This kind of rhetoric requires considerably more testicular fortitude than the "cover my ass" remarks of Rumsfeld et al, for the simple reason that the wishing did make it so phenomenon burns away like fog under a hot sun the instant one digs past the Iraq headlines and simply reads the news. Unfortunately, the War Party seems to be correct in its assumption that few Americans will fall off of the wishing will make it so bandwagon for long enough to do so.

18 months into the occupation of Afghanistan, U.S. troops are finding out, the hard way, what their Soviet counterparts found out two decades ago.

The Taliban, through affiliated tribal warlords, still holds sway over most of the country. Officials of the U.S.-installed government are assassinated with disconcerting regularity. U.S. troops can't leave their fortified bases without being fired upon -- and a concerted Taliban offensive is expected to come in with the spring.

Here's a small sampling from just the first week in April:

None of these stories, of course, get much attention from Americans. After all, Afghanistan was an unalloyed victory, followed by the creation of a robust democracy. Right? Wishing did make it so, you see, even though it isn't so.

The same will almost certainly be true of Iraq 18 months from now. The signs are there already. In "Thinking the unthinkable," I pointed out that all Iraq needed to do to secure eventual victory was to hold out until it secured allies.

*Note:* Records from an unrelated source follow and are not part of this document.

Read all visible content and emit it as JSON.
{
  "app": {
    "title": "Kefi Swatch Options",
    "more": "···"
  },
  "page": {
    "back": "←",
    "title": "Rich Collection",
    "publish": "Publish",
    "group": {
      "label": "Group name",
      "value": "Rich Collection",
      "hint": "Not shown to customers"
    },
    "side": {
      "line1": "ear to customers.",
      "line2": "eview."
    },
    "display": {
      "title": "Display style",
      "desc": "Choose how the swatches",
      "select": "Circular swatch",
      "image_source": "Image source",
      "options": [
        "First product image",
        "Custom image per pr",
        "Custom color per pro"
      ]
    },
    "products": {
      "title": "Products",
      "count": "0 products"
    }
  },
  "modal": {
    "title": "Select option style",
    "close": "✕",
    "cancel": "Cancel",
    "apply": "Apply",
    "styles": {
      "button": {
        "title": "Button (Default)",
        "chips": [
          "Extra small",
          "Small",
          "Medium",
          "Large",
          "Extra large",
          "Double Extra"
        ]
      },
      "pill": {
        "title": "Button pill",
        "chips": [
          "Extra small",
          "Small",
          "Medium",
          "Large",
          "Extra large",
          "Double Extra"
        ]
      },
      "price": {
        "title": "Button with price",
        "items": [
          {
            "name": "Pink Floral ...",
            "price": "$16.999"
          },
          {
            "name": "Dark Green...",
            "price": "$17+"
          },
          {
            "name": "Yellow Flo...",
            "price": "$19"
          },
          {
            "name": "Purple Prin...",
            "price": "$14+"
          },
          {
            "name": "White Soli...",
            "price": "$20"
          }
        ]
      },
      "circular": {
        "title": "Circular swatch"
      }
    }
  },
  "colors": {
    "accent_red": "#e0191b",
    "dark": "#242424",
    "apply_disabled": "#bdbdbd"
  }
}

Those allies are now parked behind machine guns in Baghdad. It is likely that Saddam, or his successor, is already setting up a government-in-exile in Damascaus, Sanaa or some other city safely beyond the reach -- for the moment -- of the US forces.

It is also likely that that government-in-exile will enjoy de facto, if not de jure, recognition and support from most of the Arab and Muslim states. The U.S. overestimated the importance of Saddam's cult of personality and underestimated the sway that Ba'athism holds over the Arab people. The Iraqis will tolerate the occupation for as long as they have to ... and the status quo ante will likely prevail when that occupation ends. Miltary prowess does not guarantee the fulfillment of war aims.

It is certain beyond any shadow of a doubt that the U.S. troops will, sooner or later, pack their gear, board their ships and sail from the ports of Kuwait. It is becoming more and more likely that, as they evacuate the government complex in Baghdad, the old tenants will return and take up right where they left off. Given the U.S. war aims, that eventuality will constitute U.S. defeat under any reasonable criteria of what "victory" and "defeat" mean.

Something in the American psyche died on 9/11. That something seems to have been the natural, necessary skepticism which has always permeated the American relationship with government, rather than the false sense of safety that such skepticism served to mitigate.

Before 9/11, any government pronouncement was subject to scrutiny. Now, wishing will make it so. And, even when that dictum fails to prove out, the facts are conveniently replaced with a mental sticky-note to the effect that wishing did make it so.

That beggar's wishing is a pale horse indeed. Behold the emperor astride it, in his new clothes.

April 10, 2003